Colombia’s government and FARC rebels are only “days away” from agreeing to a bilateral ceasefire, one of the guerrilla negotiators said in an interview that was published Sunday.
FARC commander and peace negotiator “Carlos Antonio Lozada” told Communist weekly Voz that the two delegations are “very close” to a bilateral ceasefire that has been on the negotiation table since late 2014.
The two delegations are negotiating an end to Colombia’s 51-year-old armed conflict in Havana, Cuba.
“You’re already feeling the end of the armed confrontation,” Lozada told Voz, adding that mutual efforts to reduce violence while negotiating has resulted in a “de facto ceasefire” that only needs agreement on details before becoming formal.
The guerrillas have largely upheld a unilateral ceasefire since July last year and the military has focused its attention on the smaller ELN guerrilla group and the Urabeños, one of the groups formed by right-wing paramilitaries who remained in arms after the demobilization of the AUC between 2003 and 2006.
FARC negotiators have been visiting guerrilla units for weeks in an attempt to “sell” the pending peace agreement to rank and file guerrillas ahead of the bilateral ceasefire that could be paired with the beginning of the demobilization and disarmament of Colombia’s longest living rebel group.
While the FARC leadership is trying to convince skeptics within the organization to agree with the agreements made with the government so far, President Juan Manuel Santos is trying to do the same with the Colombian public, but with mixed success.
While the president can count on broad political support, the majority of Colombians have yet to be convinced that the ongoing peace talks will result both peace and justice.

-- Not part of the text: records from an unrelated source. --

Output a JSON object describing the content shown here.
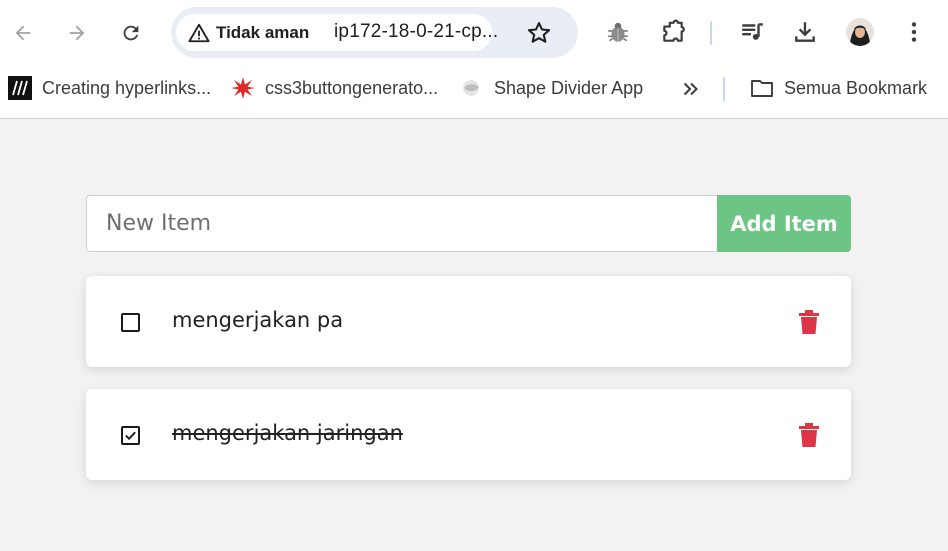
{
  "browser": {
    "security_chip": "Tidak aman",
    "url": "ip172-18-0-21-cp...",
    "bookmarks": [
      {
        "label": "Creating hyperlinks...",
        "icon": "mdn-icon"
      },
      {
        "label": "css3buttongenerato...",
        "icon": "star-burst-icon"
      },
      {
        "label": "Shape Divider App",
        "icon": "shape-divider-icon"
      }
    ],
    "all_bookmarks_label": "Semua Bookmark"
  },
  "app": {
    "input_placeholder": "New Item",
    "input_value": "",
    "add_button_label": "Add Item",
    "accent_color": "#6cc485",
    "delete_color": "#dc3545",
    "todos": [
      {
        "text": "mengerjakan pa",
        "completed": false
      },
      {
        "text": "mengerjakan jaringan",
        "completed": true
      }
    ]
  }
}
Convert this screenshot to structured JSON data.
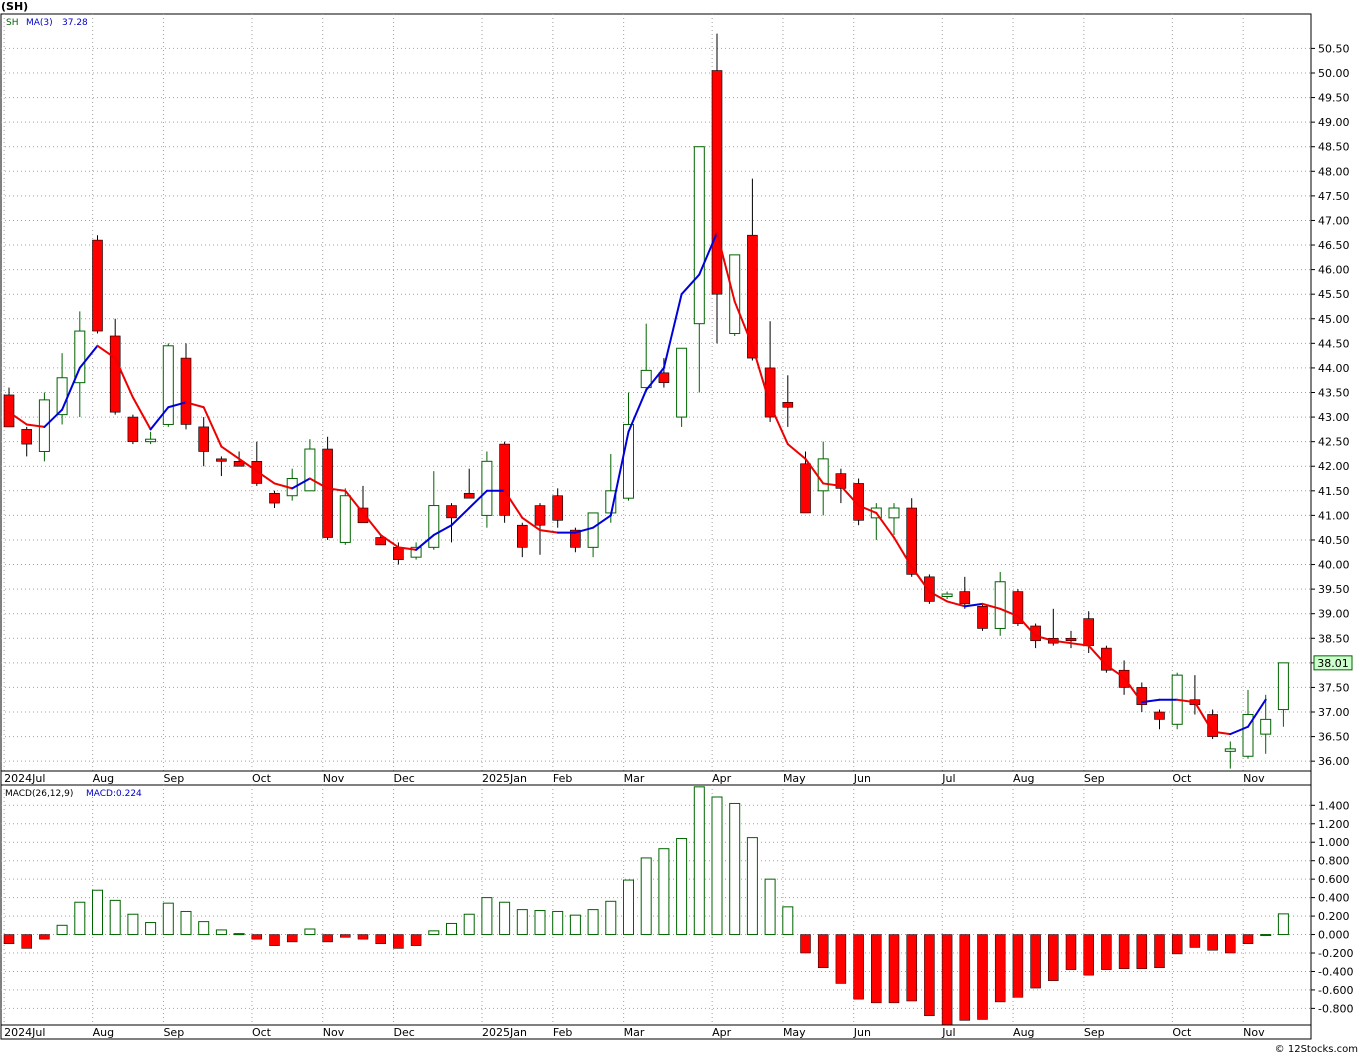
{
  "header": {
    "title": "(SH)",
    "legend_symbol": "SH",
    "legend_ma_label": "MA(3)",
    "legend_ma_value": "37.28",
    "macd_label": "MACD(26,12,9)",
    "macd_value_label": "MACD:0.224",
    "last_price": "38.01",
    "credit": "© 12Stocks.com"
  },
  "colors": {
    "up_candle": "#ffffff",
    "up_outline": "#006400",
    "down_candle": "#ff0000",
    "ma_up": "#0000dd",
    "ma_down": "#ee0000",
    "grid": "#a0a0a0",
    "axis_band": "#ffffff"
  },
  "chart_data": [
    {
      "type": "candlestick",
      "ylim": [
        35.8,
        51.2
      ],
      "yticks": [
        "36.00",
        "36.50",
        "37.00",
        "37.50",
        "38.00",
        "38.50",
        "39.00",
        "39.50",
        "40.00",
        "40.50",
        "41.00",
        "41.50",
        "42.00",
        "42.50",
        "43.00",
        "43.50",
        "44.00",
        "44.50",
        "45.00",
        "45.50",
        "46.00",
        "46.50",
        "47.00",
        "47.50",
        "48.00",
        "48.50",
        "49.00",
        "49.50",
        "50.00",
        "50.50"
      ],
      "xticks": [
        {
          "i": 0,
          "label": "2024Jul"
        },
        {
          "i": 5,
          "label": "Aug"
        },
        {
          "i": 9,
          "label": "Sep"
        },
        {
          "i": 14,
          "label": "Oct"
        },
        {
          "i": 18,
          "label": "Nov"
        },
        {
          "i": 22,
          "label": "Dec"
        },
        {
          "i": 27,
          "label": "2025Jan"
        },
        {
          "i": 31,
          "label": "Feb"
        },
        {
          "i": 35,
          "label": "Mar"
        },
        {
          "i": 40,
          "label": "Apr"
        },
        {
          "i": 44,
          "label": "May"
        },
        {
          "i": 48,
          "label": "Jun"
        },
        {
          "i": 53,
          "label": "Jul"
        },
        {
          "i": 57,
          "label": "Aug"
        },
        {
          "i": 61,
          "label": "Sep"
        },
        {
          "i": 66,
          "label": "Oct"
        },
        {
          "i": 70,
          "label": "Nov"
        }
      ],
      "candles": [
        {
          "o": 43.45,
          "h": 43.6,
          "l": 42.8,
          "c": 42.8
        },
        {
          "o": 42.75,
          "h": 42.8,
          "l": 42.2,
          "c": 42.45
        },
        {
          "o": 42.3,
          "h": 43.5,
          "l": 42.1,
          "c": 43.35
        },
        {
          "o": 43.05,
          "h": 44.3,
          "l": 42.85,
          "c": 43.8
        },
        {
          "o": 43.7,
          "h": 45.15,
          "l": 43.0,
          "c": 44.75
        },
        {
          "o": 46.6,
          "h": 46.7,
          "l": 44.7,
          "c": 44.75
        },
        {
          "o": 44.65,
          "h": 45.0,
          "l": 43.05,
          "c": 43.1
        },
        {
          "o": 43.0,
          "h": 43.05,
          "l": 42.45,
          "c": 42.5
        },
        {
          "o": 42.5,
          "h": 42.7,
          "l": 42.45,
          "c": 42.55
        },
        {
          "o": 42.85,
          "h": 44.5,
          "l": 42.8,
          "c": 44.45
        },
        {
          "o": 44.2,
          "h": 44.5,
          "l": 42.75,
          "c": 42.85
        },
        {
          "o": 42.8,
          "h": 43.0,
          "l": 42.0,
          "c": 42.3
        },
        {
          "o": 42.15,
          "h": 42.2,
          "l": 41.8,
          "c": 42.1
        },
        {
          "o": 42.1,
          "h": 42.3,
          "l": 42.0,
          "c": 42.0
        },
        {
          "o": 42.1,
          "h": 42.5,
          "l": 41.6,
          "c": 41.65
        },
        {
          "o": 41.45,
          "h": 41.5,
          "l": 41.15,
          "c": 41.25
        },
        {
          "o": 41.4,
          "h": 41.95,
          "l": 41.3,
          "c": 41.75
        },
        {
          "o": 41.5,
          "h": 42.55,
          "l": 41.5,
          "c": 42.35
        },
        {
          "o": 42.35,
          "h": 42.6,
          "l": 40.5,
          "c": 40.55
        },
        {
          "o": 40.45,
          "h": 41.55,
          "l": 40.4,
          "c": 41.4
        },
        {
          "o": 41.15,
          "h": 41.6,
          "l": 40.85,
          "c": 40.85
        },
        {
          "o": 40.55,
          "h": 40.6,
          "l": 40.4,
          "c": 40.4
        },
        {
          "o": 40.35,
          "h": 40.45,
          "l": 40.0,
          "c": 40.1
        },
        {
          "o": 40.15,
          "h": 40.45,
          "l": 40.1,
          "c": 40.35
        },
        {
          "o": 40.35,
          "h": 41.9,
          "l": 40.3,
          "c": 41.2
        },
        {
          "o": 41.2,
          "h": 41.25,
          "l": 40.45,
          "c": 40.95
        },
        {
          "o": 41.45,
          "h": 41.95,
          "l": 41.35,
          "c": 41.35
        },
        {
          "o": 41.0,
          "h": 42.3,
          "l": 40.75,
          "c": 42.1
        },
        {
          "o": 42.45,
          "h": 42.5,
          "l": 40.85,
          "c": 41.0
        },
        {
          "o": 40.8,
          "h": 40.85,
          "l": 40.15,
          "c": 40.35
        },
        {
          "o": 41.2,
          "h": 41.25,
          "l": 40.2,
          "c": 40.8
        },
        {
          "o": 41.4,
          "h": 41.55,
          "l": 40.75,
          "c": 40.9
        },
        {
          "o": 40.7,
          "h": 40.75,
          "l": 40.25,
          "c": 40.35
        },
        {
          "o": 40.35,
          "h": 41.0,
          "l": 40.15,
          "c": 41.05
        },
        {
          "o": 41.05,
          "h": 42.25,
          "l": 40.85,
          "c": 41.5
        },
        {
          "o": 41.35,
          "h": 43.5,
          "l": 41.3,
          "c": 42.85
        },
        {
          "o": 43.6,
          "h": 44.9,
          "l": 43.5,
          "c": 43.95
        },
        {
          "o": 43.9,
          "h": 44.2,
          "l": 43.6,
          "c": 43.7
        },
        {
          "o": 43.0,
          "h": 44.4,
          "l": 42.8,
          "c": 44.4
        },
        {
          "o": 44.9,
          "h": 48.5,
          "l": 43.5,
          "c": 48.5
        },
        {
          "o": 50.05,
          "h": 50.8,
          "l": 44.5,
          "c": 45.5
        },
        {
          "o": 44.7,
          "h": 46.3,
          "l": 44.65,
          "c": 46.3
        },
        {
          "o": 46.7,
          "h": 47.85,
          "l": 44.15,
          "c": 44.2
        },
        {
          "o": 44.0,
          "h": 44.95,
          "l": 42.9,
          "c": 43.0
        },
        {
          "o": 43.3,
          "h": 43.85,
          "l": 42.8,
          "c": 43.2
        },
        {
          "o": 42.05,
          "h": 42.3,
          "l": 41.05,
          "c": 41.05
        },
        {
          "o": 41.5,
          "h": 42.5,
          "l": 41.0,
          "c": 42.15
        },
        {
          "o": 41.85,
          "h": 41.95,
          "l": 41.25,
          "c": 41.55
        },
        {
          "o": 41.65,
          "h": 41.75,
          "l": 40.8,
          "c": 40.9
        },
        {
          "o": 40.95,
          "h": 41.25,
          "l": 40.5,
          "c": 41.15
        },
        {
          "o": 40.95,
          "h": 41.25,
          "l": 40.6,
          "c": 41.15
        },
        {
          "o": 41.15,
          "h": 41.35,
          "l": 39.75,
          "c": 39.8
        },
        {
          "o": 39.75,
          "h": 39.8,
          "l": 39.2,
          "c": 39.25
        },
        {
          "o": 39.35,
          "h": 39.45,
          "l": 39.3,
          "c": 39.4
        },
        {
          "o": 39.45,
          "h": 39.75,
          "l": 39.1,
          "c": 39.2
        },
        {
          "o": 39.15,
          "h": 39.2,
          "l": 38.65,
          "c": 38.7
        },
        {
          "o": 38.7,
          "h": 39.85,
          "l": 38.55,
          "c": 39.65
        },
        {
          "o": 39.45,
          "h": 39.5,
          "l": 38.75,
          "c": 38.8
        },
        {
          "o": 38.75,
          "h": 38.8,
          "l": 38.3,
          "c": 38.45
        },
        {
          "o": 38.5,
          "h": 39.1,
          "l": 38.35,
          "c": 38.4
        },
        {
          "o": 38.5,
          "h": 38.65,
          "l": 38.3,
          "c": 38.45
        },
        {
          "o": 38.9,
          "h": 39.05,
          "l": 38.2,
          "c": 38.35
        },
        {
          "o": 38.3,
          "h": 38.35,
          "l": 37.8,
          "c": 37.85
        },
        {
          "o": 37.85,
          "h": 38.05,
          "l": 37.35,
          "c": 37.5
        },
        {
          "o": 37.5,
          "h": 37.6,
          "l": 37.0,
          "c": 37.15
        },
        {
          "o": 37.0,
          "h": 37.05,
          "l": 36.65,
          "c": 36.85
        },
        {
          "o": 36.75,
          "h": 37.8,
          "l": 36.65,
          "c": 37.75
        },
        {
          "o": 37.25,
          "h": 37.75,
          "l": 36.95,
          "c": 37.15
        },
        {
          "o": 36.95,
          "h": 37.05,
          "l": 36.45,
          "c": 36.5
        },
        {
          "o": 36.2,
          "h": 36.4,
          "l": 35.85,
          "c": 36.25
        },
        {
          "o": 36.1,
          "h": 37.45,
          "l": 36.05,
          "c": 36.95
        },
        {
          "o": 36.55,
          "h": 37.35,
          "l": 36.15,
          "c": 36.85
        },
        {
          "o": 37.05,
          "h": 38.0,
          "l": 36.7,
          "c": 38.0
        }
      ],
      "ma3": [
        43.1,
        42.85,
        42.8,
        43.15,
        44.0,
        44.45,
        44.2,
        43.4,
        42.75,
        43.2,
        43.3,
        43.2,
        42.4,
        42.15,
        41.9,
        41.65,
        41.55,
        41.75,
        41.55,
        41.5,
        41.05,
        40.6,
        40.35,
        40.3,
        40.6,
        40.8,
        41.15,
        41.5,
        41.5,
        40.95,
        40.7,
        40.65,
        40.65,
        40.75,
        41.0,
        42.7,
        43.55,
        44.0,
        45.5,
        45.9,
        46.75,
        45.35,
        44.45,
        43.25,
        42.45,
        42.15,
        41.65,
        41.6,
        41.2,
        41.05,
        40.55,
        39.95,
        39.45,
        39.25,
        39.15,
        39.2,
        39.1,
        38.95,
        38.55,
        38.45,
        38.4,
        38.35,
        37.95,
        37.7,
        37.2,
        37.25,
        37.25,
        37.2,
        36.6,
        36.55,
        36.7,
        37.25
      ]
    },
    {
      "type": "bar",
      "name": "MACD(26,12,9)",
      "ylim": [
        -0.98,
        1.62
      ],
      "yticks": [
        "-0.800",
        "-0.600",
        "-0.400",
        "-0.200",
        "0.000",
        "0.200",
        "0.400",
        "0.600",
        "0.800",
        "1.000",
        "1.200",
        "1.400"
      ],
      "values": [
        -0.1,
        -0.15,
        -0.05,
        0.1,
        0.35,
        0.48,
        0.37,
        0.22,
        0.13,
        0.34,
        0.25,
        0.14,
        0.05,
        0.01,
        -0.05,
        -0.12,
        -0.08,
        0.06,
        -0.08,
        -0.03,
        -0.05,
        -0.1,
        -0.15,
        -0.12,
        0.04,
        0.12,
        0.22,
        0.4,
        0.35,
        0.27,
        0.26,
        0.25,
        0.21,
        0.27,
        0.36,
        0.59,
        0.83,
        0.93,
        1.04,
        1.6,
        1.49,
        1.42,
        1.05,
        0.6,
        0.3,
        -0.2,
        -0.36,
        -0.53,
        -0.7,
        -0.74,
        -0.74,
        -0.72,
        -0.88,
        -0.98,
        -0.93,
        -0.92,
        -0.73,
        -0.68,
        -0.58,
        -0.5,
        -0.38,
        -0.44,
        -0.38,
        -0.37,
        -0.37,
        -0.36,
        -0.21,
        -0.14,
        -0.17,
        -0.2,
        -0.1,
        0.0,
        0.224
      ]
    }
  ]
}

Following decades of atrocities and polarized partisan propaganda, both the guerrillas and the government now have to convince their base to agree to meeting with the enemy in the middle.
The talks have been ongoing since November 2012 and will end the hemisphere’s longest running conflict if successful.